At Okinawa, the SEALS and Special Forces trained together in aerial operations and various diving skills.
These contacts would benefit both groups in the forthcoming Vietnam conflict.
In 1962, SEALs were dispatched to Vietnam to train and battle alongside our South Vietnamese friends.
Often operating independently from SEAL Teams One and Two, SEAL platoons conduct day and night ambushes, hit-and-run raids, reconnaissance patrols, and intelligence collection operations. The Viet Cong called them “men with green faces” because of the face concealment they wore.
SEALs and Special Forces were members of the Military Assistance Command—Vietnam Studies and Observations Group (MACV-SOG), commonly called SOG. The casualty rate among SOG personnel exceeded 100%.
During the Vietnam War, a total of 46 SEALs perished in service. Lieutenant Bob Kerrey, Lieutenant Tom Norris, and EM2 Mike Thornton were awarded the Medal of Honor during the war.
SEAL platoons distinguished themselves during the invasion of Grenada (Operation Urgent Fury), the effort to remove the dictator of Panama, Manuel Noriega (Operation Just Cause), and the First Gulf War.
As part of the new Special Operations Command (SOCOM), all U.S. and allied partner nation special forces units worked under a shared, unified command that provided joint interoperability throughout the Global War on Terror (GWOT) following 9/11. From the oceans to the mountains of Afghanistan to the deserts of Iraq, SEALs brought the war to the terrorists.
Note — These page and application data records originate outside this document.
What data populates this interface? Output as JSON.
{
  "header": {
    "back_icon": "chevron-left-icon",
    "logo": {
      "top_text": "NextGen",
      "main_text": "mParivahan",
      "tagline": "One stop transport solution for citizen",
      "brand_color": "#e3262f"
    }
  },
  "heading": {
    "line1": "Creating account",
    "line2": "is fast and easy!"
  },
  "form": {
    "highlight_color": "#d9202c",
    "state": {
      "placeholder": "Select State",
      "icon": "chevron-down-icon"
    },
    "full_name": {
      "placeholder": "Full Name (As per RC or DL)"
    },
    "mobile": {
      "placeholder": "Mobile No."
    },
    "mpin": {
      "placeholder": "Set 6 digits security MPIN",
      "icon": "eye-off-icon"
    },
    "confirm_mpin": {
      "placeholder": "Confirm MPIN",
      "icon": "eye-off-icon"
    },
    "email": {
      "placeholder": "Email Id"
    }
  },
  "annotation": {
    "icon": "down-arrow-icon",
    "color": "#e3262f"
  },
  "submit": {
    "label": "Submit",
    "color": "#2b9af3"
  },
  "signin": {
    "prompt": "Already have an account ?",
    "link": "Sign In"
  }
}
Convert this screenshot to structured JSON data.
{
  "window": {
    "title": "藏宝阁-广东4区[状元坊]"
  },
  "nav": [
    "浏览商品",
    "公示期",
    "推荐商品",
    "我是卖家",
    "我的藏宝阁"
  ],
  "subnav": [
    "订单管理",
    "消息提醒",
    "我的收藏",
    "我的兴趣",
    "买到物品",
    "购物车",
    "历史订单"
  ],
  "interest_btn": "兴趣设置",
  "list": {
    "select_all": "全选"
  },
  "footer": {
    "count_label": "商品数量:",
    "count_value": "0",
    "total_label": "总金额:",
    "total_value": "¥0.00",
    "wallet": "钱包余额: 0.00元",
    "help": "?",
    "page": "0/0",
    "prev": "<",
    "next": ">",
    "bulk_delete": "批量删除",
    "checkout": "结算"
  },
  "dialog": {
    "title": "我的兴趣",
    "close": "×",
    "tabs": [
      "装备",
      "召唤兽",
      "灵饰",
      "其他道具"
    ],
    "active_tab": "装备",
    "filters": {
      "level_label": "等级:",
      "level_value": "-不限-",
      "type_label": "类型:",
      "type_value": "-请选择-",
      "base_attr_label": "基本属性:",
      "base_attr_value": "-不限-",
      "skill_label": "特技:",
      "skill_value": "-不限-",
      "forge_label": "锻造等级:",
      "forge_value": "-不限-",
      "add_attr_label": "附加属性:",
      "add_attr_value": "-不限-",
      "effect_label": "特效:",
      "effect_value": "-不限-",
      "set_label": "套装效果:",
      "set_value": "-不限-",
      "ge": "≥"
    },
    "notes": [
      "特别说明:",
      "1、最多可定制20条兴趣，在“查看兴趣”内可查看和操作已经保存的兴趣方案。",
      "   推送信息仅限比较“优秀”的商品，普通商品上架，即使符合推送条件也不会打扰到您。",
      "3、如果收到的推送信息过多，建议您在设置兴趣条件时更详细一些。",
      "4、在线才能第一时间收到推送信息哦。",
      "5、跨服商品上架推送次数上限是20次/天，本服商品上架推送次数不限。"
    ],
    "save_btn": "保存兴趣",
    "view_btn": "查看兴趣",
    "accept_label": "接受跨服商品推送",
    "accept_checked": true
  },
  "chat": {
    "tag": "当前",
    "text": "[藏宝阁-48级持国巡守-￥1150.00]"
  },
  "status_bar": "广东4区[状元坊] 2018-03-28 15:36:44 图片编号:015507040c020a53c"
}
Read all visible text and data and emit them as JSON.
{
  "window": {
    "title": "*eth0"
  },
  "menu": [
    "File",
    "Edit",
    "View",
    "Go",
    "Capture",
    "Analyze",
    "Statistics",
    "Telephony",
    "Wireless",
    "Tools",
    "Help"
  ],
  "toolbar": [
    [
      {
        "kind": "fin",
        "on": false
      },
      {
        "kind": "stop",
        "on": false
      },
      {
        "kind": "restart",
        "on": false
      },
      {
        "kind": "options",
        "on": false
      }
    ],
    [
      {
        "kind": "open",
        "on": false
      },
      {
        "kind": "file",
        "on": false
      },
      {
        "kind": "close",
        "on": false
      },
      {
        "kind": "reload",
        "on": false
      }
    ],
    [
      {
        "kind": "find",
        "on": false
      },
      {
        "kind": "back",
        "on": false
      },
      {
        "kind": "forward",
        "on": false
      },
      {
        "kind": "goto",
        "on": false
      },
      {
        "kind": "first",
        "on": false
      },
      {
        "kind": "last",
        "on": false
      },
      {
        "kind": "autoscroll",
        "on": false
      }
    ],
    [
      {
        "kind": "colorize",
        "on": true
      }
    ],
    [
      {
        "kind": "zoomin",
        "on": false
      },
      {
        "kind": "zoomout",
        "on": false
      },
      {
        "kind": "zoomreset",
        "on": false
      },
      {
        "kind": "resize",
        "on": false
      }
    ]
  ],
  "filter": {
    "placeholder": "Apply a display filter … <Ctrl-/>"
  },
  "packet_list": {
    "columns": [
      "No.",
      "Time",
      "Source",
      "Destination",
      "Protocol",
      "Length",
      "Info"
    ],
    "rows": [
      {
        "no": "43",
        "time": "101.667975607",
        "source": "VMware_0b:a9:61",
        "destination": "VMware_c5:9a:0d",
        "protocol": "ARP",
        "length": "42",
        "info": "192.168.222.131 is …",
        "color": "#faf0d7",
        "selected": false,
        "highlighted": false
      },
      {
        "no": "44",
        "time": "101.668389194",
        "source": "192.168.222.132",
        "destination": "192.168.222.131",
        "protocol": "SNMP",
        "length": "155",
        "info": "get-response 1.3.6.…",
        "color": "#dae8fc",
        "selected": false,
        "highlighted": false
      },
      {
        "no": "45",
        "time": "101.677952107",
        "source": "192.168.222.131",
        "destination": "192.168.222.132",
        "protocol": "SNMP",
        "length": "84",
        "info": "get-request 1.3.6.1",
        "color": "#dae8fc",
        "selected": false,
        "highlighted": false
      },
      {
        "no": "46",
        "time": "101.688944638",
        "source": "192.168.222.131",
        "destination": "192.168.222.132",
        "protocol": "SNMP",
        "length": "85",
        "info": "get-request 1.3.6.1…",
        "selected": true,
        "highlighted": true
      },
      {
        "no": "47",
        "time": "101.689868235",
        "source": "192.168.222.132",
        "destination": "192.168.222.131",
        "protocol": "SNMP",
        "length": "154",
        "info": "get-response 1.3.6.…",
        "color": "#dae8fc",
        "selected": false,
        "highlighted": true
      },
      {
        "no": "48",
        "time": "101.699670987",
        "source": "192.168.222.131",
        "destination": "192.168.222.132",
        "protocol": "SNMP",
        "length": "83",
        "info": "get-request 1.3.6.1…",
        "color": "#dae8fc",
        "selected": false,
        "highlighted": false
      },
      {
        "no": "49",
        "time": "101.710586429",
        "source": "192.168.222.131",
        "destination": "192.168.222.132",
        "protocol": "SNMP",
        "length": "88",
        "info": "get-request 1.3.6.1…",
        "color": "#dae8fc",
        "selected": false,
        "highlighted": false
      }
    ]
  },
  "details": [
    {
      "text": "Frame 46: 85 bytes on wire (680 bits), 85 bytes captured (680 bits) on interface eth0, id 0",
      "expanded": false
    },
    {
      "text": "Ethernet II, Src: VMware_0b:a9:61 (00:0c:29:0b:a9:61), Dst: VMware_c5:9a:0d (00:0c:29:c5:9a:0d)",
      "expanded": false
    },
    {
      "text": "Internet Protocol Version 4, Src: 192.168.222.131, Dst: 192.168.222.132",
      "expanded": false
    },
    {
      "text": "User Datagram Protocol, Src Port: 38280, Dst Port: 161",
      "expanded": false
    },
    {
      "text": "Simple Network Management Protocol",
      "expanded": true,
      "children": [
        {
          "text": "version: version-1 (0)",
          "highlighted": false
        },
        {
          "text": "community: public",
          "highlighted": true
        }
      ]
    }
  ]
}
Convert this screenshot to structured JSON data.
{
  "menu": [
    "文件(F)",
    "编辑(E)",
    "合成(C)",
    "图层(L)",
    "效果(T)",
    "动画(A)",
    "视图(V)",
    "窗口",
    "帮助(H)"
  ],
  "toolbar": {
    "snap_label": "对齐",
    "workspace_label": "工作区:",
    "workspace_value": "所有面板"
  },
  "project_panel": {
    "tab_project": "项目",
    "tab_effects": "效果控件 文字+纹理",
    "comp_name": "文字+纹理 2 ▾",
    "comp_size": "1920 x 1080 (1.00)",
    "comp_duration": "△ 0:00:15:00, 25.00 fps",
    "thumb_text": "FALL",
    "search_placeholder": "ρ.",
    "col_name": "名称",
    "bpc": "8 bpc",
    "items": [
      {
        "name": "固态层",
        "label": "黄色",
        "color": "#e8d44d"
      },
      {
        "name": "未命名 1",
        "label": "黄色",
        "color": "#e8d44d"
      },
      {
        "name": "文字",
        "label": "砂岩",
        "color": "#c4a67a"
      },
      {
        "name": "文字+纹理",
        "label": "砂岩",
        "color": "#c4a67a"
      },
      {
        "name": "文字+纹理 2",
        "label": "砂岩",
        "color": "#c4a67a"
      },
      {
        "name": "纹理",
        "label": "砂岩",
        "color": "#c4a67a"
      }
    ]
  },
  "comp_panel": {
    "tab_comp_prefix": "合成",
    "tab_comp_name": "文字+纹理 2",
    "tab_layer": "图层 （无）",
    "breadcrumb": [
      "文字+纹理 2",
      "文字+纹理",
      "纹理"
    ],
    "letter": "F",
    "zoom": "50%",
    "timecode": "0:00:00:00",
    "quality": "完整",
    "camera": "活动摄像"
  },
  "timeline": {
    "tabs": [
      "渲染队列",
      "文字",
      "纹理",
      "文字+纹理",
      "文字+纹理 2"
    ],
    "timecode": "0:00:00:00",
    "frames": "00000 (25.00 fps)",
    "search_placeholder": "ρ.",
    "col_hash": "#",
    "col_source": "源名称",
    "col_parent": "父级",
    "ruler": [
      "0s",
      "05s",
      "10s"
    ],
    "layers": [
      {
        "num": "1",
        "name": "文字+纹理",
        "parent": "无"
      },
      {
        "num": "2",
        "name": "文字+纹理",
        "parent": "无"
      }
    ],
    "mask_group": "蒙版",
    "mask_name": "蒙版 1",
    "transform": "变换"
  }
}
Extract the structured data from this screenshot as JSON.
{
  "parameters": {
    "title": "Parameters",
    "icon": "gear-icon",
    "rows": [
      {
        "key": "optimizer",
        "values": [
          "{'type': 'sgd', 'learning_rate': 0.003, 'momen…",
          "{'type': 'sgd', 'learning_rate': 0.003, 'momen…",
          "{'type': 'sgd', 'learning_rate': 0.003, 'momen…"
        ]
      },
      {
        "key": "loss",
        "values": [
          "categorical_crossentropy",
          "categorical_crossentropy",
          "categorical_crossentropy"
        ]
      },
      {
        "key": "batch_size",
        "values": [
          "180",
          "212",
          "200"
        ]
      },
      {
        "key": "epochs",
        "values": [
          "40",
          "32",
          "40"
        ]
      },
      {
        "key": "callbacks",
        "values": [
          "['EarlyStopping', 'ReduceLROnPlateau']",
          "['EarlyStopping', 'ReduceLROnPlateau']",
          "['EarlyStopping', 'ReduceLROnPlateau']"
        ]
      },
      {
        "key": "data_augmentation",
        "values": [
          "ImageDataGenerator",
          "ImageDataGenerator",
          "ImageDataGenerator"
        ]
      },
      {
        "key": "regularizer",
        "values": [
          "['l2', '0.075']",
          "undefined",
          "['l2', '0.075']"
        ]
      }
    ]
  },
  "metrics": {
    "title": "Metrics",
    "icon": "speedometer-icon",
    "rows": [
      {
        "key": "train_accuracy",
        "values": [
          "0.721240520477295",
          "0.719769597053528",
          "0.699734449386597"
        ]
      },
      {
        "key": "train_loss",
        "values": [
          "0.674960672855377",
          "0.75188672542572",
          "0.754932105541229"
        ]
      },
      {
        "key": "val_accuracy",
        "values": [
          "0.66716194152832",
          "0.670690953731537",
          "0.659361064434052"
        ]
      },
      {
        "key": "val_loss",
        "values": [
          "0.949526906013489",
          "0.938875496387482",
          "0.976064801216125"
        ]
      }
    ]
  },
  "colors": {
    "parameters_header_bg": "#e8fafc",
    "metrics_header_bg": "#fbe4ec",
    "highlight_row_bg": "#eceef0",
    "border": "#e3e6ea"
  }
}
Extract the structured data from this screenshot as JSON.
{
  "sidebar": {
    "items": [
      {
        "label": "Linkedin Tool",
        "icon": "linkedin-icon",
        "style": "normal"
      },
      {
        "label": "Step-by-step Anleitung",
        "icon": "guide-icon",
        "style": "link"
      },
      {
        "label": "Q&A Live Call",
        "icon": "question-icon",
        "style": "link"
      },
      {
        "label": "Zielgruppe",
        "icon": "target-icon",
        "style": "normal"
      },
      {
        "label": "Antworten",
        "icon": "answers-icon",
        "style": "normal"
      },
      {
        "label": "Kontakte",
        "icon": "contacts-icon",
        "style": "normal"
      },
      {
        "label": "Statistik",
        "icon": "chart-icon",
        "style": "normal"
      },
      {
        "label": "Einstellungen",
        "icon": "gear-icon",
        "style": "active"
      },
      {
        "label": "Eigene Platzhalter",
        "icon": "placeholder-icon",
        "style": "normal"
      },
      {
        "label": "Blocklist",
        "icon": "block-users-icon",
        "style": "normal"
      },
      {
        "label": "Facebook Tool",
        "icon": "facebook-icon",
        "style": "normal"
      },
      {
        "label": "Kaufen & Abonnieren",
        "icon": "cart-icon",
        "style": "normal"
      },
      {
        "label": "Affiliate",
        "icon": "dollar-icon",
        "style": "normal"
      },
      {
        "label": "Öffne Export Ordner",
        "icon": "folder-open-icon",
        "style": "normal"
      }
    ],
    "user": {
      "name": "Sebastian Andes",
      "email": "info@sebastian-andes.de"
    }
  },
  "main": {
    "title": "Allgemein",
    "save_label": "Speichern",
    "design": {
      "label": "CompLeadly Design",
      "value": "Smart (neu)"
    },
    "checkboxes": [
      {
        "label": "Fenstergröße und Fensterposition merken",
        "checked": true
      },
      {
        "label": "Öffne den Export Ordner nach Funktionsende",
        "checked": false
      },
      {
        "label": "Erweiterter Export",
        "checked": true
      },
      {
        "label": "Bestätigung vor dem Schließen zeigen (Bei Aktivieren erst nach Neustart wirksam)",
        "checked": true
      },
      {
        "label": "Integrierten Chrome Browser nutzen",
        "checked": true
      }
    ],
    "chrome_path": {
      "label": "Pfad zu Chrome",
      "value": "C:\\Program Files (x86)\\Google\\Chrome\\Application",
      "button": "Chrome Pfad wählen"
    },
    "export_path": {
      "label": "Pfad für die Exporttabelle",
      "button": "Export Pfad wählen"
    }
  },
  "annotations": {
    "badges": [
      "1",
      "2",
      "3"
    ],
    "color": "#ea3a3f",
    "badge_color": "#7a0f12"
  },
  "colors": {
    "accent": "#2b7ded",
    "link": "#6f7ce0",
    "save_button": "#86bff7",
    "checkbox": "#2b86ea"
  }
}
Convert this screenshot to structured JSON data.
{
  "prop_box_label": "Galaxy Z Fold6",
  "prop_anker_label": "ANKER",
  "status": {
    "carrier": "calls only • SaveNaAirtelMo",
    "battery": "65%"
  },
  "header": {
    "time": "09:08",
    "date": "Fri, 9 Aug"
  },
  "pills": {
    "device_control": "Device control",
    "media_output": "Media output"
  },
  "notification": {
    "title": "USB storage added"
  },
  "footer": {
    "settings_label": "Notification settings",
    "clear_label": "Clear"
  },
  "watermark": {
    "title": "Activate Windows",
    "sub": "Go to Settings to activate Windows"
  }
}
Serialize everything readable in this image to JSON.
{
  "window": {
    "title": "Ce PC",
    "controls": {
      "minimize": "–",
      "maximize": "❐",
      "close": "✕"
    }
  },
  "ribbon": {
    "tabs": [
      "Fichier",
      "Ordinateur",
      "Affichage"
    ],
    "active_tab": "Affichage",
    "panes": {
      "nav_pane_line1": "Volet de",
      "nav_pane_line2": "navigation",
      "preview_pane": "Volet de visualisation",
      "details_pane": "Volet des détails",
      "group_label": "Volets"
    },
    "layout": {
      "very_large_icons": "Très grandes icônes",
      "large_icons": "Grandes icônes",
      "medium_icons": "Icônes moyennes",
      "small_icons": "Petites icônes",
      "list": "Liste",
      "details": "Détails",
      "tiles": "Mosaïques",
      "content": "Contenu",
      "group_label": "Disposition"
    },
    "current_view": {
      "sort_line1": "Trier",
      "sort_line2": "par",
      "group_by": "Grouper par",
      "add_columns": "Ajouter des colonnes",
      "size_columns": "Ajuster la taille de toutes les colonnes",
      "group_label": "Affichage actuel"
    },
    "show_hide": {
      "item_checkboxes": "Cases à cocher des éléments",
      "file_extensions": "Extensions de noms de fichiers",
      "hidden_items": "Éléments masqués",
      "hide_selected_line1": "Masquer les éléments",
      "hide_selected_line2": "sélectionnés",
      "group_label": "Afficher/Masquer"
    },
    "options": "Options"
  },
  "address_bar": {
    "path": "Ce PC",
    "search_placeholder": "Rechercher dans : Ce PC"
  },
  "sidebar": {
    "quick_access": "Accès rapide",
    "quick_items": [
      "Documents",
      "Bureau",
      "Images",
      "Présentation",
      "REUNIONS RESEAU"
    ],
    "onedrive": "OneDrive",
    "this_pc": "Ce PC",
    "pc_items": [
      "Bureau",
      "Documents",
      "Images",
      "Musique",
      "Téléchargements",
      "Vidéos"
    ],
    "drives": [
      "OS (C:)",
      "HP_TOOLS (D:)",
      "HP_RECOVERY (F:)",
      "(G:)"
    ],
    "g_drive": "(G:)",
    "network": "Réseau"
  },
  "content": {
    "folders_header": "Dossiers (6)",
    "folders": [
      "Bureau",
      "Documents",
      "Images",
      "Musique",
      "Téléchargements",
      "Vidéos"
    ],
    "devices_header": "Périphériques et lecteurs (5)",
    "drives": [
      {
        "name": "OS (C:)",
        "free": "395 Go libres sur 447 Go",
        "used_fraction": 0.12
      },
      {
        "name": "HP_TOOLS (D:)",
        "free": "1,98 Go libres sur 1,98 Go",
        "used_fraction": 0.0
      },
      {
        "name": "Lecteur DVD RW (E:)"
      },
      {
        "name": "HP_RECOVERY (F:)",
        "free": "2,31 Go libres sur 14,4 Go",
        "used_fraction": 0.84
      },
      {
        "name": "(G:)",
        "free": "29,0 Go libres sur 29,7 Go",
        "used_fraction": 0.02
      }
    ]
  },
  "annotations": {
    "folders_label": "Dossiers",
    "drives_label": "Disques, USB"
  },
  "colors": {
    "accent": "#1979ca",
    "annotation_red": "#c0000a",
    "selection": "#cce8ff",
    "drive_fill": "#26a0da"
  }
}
In April 2009, SEALs rescued the Maersk Alabama’s captain, Richard Phillips.
In May 2011, the CIA identified al-Qaeda leader Usama bin Laden’s whereabouts as a huge home in Pakistan. SEAL Team Six (DEVGRU) members performed an operation deep within Pakistan, killed bin Laden and some of his subordinates, and returned to Afghanistan without casualties.
Training to become a Navy SEAL is lengthy and arduous; the SEALs boast that theirs is the most difficult training of any U.S. military special operator.
The first barrier for prospective SEALs is the renowned BUD/S training, which consists of 24 weeks of rigorous physical exercise. During “Hell Week,” applicants are kept awake for virtually the full five-and-a-half days of training, during which they are exposed to the elements and tired. This region is where most DORs (drops on request) occur. Potential SEALs must then complete the combat diving and land warfare training phases.
It is followed by an additional 27 weeks of training, which includes Jump School and SEAL Qualification Training. Successful candidates will subsequently be assigned to a SEAL platoon after receiving the coveted SEAL Trident.
Yet, only a small percentage of those who volunteered have graduated. As one of the “truths” of the special forces, “SOF cannot be mass-produced.”
Like Special Forces doctors, SEAL medics are the most valuable members of any squad. Similar to other SOCOM forces, SEALs frequently operate away from conventional backup. And SEAL medics are the lifeline for the host nation’s U.S. and other partner forces.
The Tactical Medical Cell now oversees Tactical Combat Critical Care (TCCC) and Prolonged Field Care (PFC) training for SEALs. Formerly, SEALs attended the Army’s Special Forces Medical Sergeants’ School (TMC).
Special Operations Tactical Medic (SOTM) training is mandatory for all SEALs and SWCC operators. SOTM is a 28-week program with four distinct phases. This training includes IV treatment, dive medicine, prehospital trauma life support (PHTLS), trauma, airway, and patient assessment.
The Navy SEALs descended from WWII’s small teams of frogmen and UDTs, continue to serve the nation’s interests in all four corners of the globe. According to their philosophy, the only easy day was yesterday.